But on Thursday, the president of UNM’s undergraduate student body told the Board of Regents he had changed his mind.
Like several students who spoke before him, Brooks voiced support for a proposal from the main campus’s Budget Leadership Team that would raise tuition by 2.5 percent, impose an additional $7 per credit hour premium for upper division and some graduate classes, and increase fees by 2.39 percent.
Officials say the new revenue would help pay for campus safety projects, faculty retention efforts and new teaching support for the core curriculum. It would also provide about $443,000 more in student financial aid, which Brooks described as an essential component.
“I believe that the proposal put forth by the BLT really checks all the boxes of everything students need on campus,” Brooks said.
The regents subsequently approved the tuition hike. They also approved a BLT recommendation of a 1 percent pay raise for faculty and staff who have satisfactory performance evaluations. UNM has not offered an across-the-board salary increase since 2014-15, but the Legislature appropriated extra funding this year that will cover most of the cost.
A year ago, regents significantly reduced a tuition hike proposed by the BLT, which had support from faculty and staff leaders but not student leaders. Last year, the regents ultimately approved just raising graduate tuition and imposing an $18 per credit hour premium on upper division and some graduate courses.
But this year’s recommendation came to the regents with unanimous approval from the BLT, which includes students, students, faculty, staff and administrators. This year’s group started meeting last fall.
“I will tell you it’s the best process I’ve witnessed at any university,” new UNM President Garnett Stokes told the regents in expressing her support for the proposal.
Several students who also spoke Thursday said they favored the proposal.
The tuition and fee increase will affect students differently depending on their course mix.
Undergraduate students will pay anywhere from $88 to $214 more per semester, according to UNM figures.
The increase is designed to affect first- and second-year students the least, as they are more likely to drop out than those further along in their academic careers.
In addition, UNM faces increasing competition for students from less-expensive alternatives like community colleges – especially amid cuts to the state’s lottery scholarship program. The scholarship’s value dropped this year to 60 percent of tuition coverage from 90 percent in 2016-17.
Terry Babbitt, vice provost for enrollment management and analytics, told regents that UNM has lost 17,000 lower division credit hours this year.
If enrollment remains unchanged, the tuition hike will yield an extra $4.4 million for 2018-19, though Babbitt said projections are for another decline in the head count.
UNM’s 2018-19 funding priorities include:
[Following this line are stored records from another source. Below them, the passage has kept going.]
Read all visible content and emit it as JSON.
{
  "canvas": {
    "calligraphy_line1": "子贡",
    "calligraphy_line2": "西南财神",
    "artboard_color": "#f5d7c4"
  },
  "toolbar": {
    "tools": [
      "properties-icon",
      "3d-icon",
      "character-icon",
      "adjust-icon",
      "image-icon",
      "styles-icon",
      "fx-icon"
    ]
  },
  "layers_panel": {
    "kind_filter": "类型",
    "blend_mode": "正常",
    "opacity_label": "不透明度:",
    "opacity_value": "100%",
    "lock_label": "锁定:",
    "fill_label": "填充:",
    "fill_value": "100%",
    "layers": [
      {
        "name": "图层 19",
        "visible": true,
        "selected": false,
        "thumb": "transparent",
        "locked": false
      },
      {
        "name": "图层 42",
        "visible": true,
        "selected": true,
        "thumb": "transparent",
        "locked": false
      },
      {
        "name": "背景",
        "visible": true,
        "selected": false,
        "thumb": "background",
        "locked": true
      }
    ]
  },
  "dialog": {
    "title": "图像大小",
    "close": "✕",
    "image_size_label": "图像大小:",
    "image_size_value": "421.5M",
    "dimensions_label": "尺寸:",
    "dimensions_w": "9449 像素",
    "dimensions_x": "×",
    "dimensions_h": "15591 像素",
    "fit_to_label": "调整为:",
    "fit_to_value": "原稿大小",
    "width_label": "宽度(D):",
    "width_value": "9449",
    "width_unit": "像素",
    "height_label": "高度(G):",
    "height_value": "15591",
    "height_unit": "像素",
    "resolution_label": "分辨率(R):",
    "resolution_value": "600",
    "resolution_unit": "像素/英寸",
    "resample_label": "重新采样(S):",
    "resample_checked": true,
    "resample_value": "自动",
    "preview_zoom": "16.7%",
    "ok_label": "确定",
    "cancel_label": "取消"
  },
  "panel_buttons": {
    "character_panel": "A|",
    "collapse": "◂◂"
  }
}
• $415,000 in campus safety initiatives, such as lighting, security cameras, a new security position within the UNM Police Department and an online therapy program;
• A $350,000 subsidy for the University of New Mexico Press;
• $200,000 for a graduate teaching fellows program to support faculty who teach the core curriculum;
• $281,000 for faculty retention and $532,000 for faculty promotions.
In urging the regents to approve the proposal, Arts and Sciences Dean Mark Peceny spoke about the value of making new investments, including in the people who help advance the academic mission, and particularly after years of budget cuts.
“I think (the budget) will give our faculty hope that we’ve reached bottom and we can stop the hemorrhaging, we can start to regain that momentum,” he said. “If we don’t, every dean in this university knows that faculty may leave, and this is why this is such an important point for this institution.”
Only Regent Michael Brasher – who was appointed to the board the previous day by Gov. Susana Martinez – voted against the proposal. He expressed particular reservations about funding for campus safety, saying, “It doesn’t seem adequate. This is a huge campus.”
Stokes, who stepped into the presidency March 1, assured the board she planned to make safety a high priority of her administration.